··· Input records ···

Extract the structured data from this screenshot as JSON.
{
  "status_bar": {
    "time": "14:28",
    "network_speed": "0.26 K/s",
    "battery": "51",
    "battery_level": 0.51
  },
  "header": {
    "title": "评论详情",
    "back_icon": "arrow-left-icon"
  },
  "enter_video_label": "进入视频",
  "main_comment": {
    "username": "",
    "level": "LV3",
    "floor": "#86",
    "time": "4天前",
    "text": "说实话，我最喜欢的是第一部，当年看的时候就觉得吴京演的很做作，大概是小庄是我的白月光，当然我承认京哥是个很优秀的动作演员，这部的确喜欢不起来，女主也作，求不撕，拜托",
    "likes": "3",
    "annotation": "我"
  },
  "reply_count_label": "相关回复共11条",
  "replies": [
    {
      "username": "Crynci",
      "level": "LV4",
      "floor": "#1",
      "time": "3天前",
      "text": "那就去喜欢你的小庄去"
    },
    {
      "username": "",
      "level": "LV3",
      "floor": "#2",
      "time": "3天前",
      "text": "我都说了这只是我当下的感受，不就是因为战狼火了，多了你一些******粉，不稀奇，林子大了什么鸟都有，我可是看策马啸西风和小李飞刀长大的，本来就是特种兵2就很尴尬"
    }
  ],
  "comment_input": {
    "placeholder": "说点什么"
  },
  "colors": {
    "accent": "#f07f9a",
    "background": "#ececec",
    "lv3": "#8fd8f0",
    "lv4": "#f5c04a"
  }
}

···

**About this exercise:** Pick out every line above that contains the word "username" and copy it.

**Your response:**
    "username": "",
      "username": "Crynci",
      "username": "",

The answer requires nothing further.